With the arrival of Nicolas Pepe and Dani Ceballos from Lille and Real Madrid, these two new faces will undoubtedly lift the spirits of fans who are having to make do with another round of Thursday night European football this season.
However, there is something of a caveat attached to these captures – mostly to do with the fact that Ceballos is only a short-term fix. With no option to buy the Spanish midfielder on a permanent basis, it does beg the question as to what the long-term benefit will be.
Another point of contention is the way the deal for the 24-year-old Pepe has been set up and with such a huge outlay coming in instalments, it’s almost as if the club’s future is being banked on returning to the Champions League.

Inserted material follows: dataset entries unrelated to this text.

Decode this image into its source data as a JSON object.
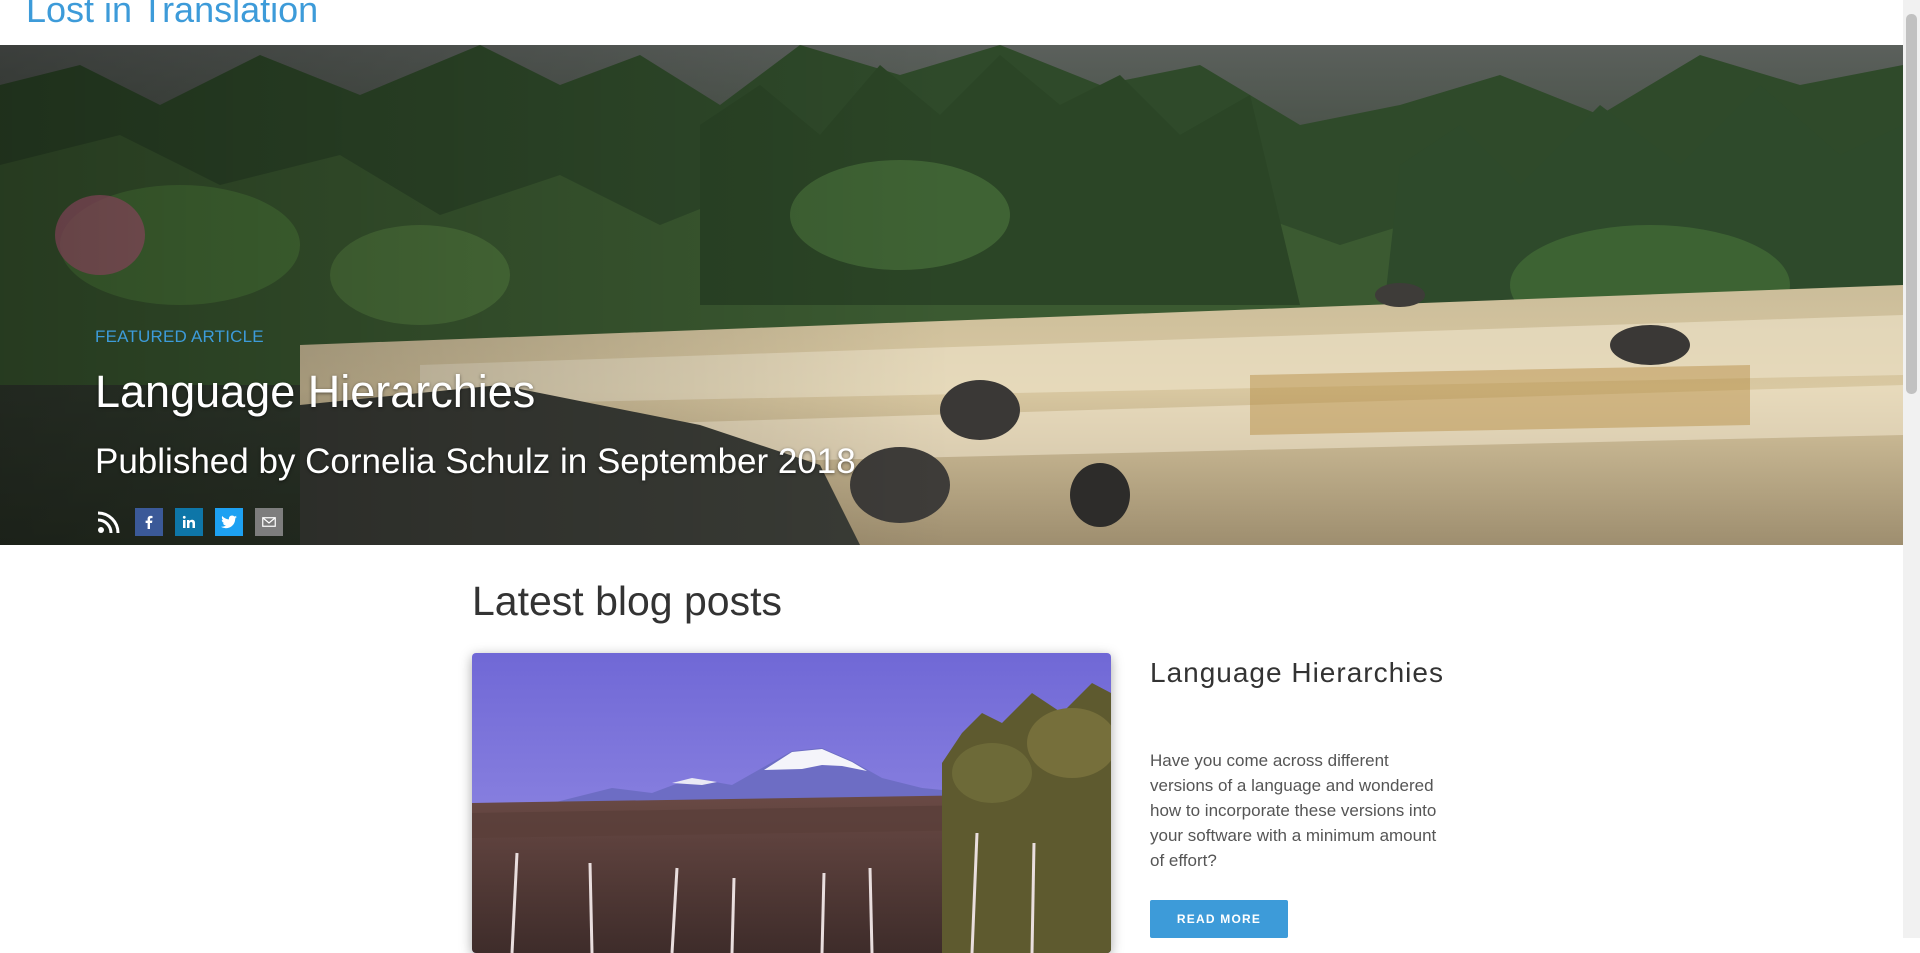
{
  "site": {
    "title": "Lost in Translation"
  },
  "hero": {
    "eyebrow": "FEATURED ARTICLE",
    "title": "Language Hierarchies",
    "subtitle": "Published by Cornelia Schulz in September 2018",
    "social": [
      {
        "icon": "rss-icon",
        "color": "#ffffff"
      },
      {
        "icon": "facebook-icon",
        "color": "#3b5998"
      },
      {
        "icon": "linkedin-icon",
        "color": "#0e76a8"
      },
      {
        "icon": "twitter-icon",
        "color": "#1da1f2"
      },
      {
        "icon": "email-icon",
        "color": "#7d7d7d"
      }
    ]
  },
  "main": {
    "section_title": "Latest blog posts",
    "posts": [
      {
        "title": "Language Hierarchies",
        "excerpt": "Have you come across different versions of a language and wondered how to incorporate these versions into your software with a minimum amount of effort?",
        "cta": "READ MORE"
      }
    ]
  },
  "colors": {
    "accent": "#3d9bd9",
    "text": "#333333"
  }
}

In addition to this, the arrival of the Ivorian highlights that Unai Emery has perhaps gone for a glamour signing, rather than one he actually needs. Although attacking your way out of defence is a noble idea, it very rarely works in the modern game.
It was arguably this approach that cost the Gunners a top-four finish last time around and although Pierre-Emerick Aubameyang and Alexandre Lacazette proved to be more than a handful in attack, their hard work was undone by such a porous defence.
Because of the team’s recent history, should these defensive issues rear their ugly head once again – and this is something that many pundits expect to be the case – then their chances of challenging for the title are looking unrealistic at this point in the season.
A look at the current Premier League betting reinforces this statement, as Arsenal are priced at the unlikely odds of 66/1 by bet365 for them to win a first title since 2004. Although the pursuit of outright may be out of reach, a top four finish is not.
The Gunners can owe that to both Manchester United and Chelsea being in a state of flux, possibly presenting the team’s best possible chance for the club to end their Champions League exile and return to Europe’s premier club competition in 2020/21.
According to the bookmakers at the time of writing, they believe it to be a two-horse race between Manchester United and Arsenal for the fourth and final Champions League berth, with the North Londoners as the relative outsiders at 6/4.
However, if United cannot get their house in order and Ole Gunnar Solskjaer fails to wake the Red Devils out of the slumber they fell into at the tail-end of the previous campaign, then Arsenal will be poised to take full advantage in this next instalment of the club’s post-Wenger era.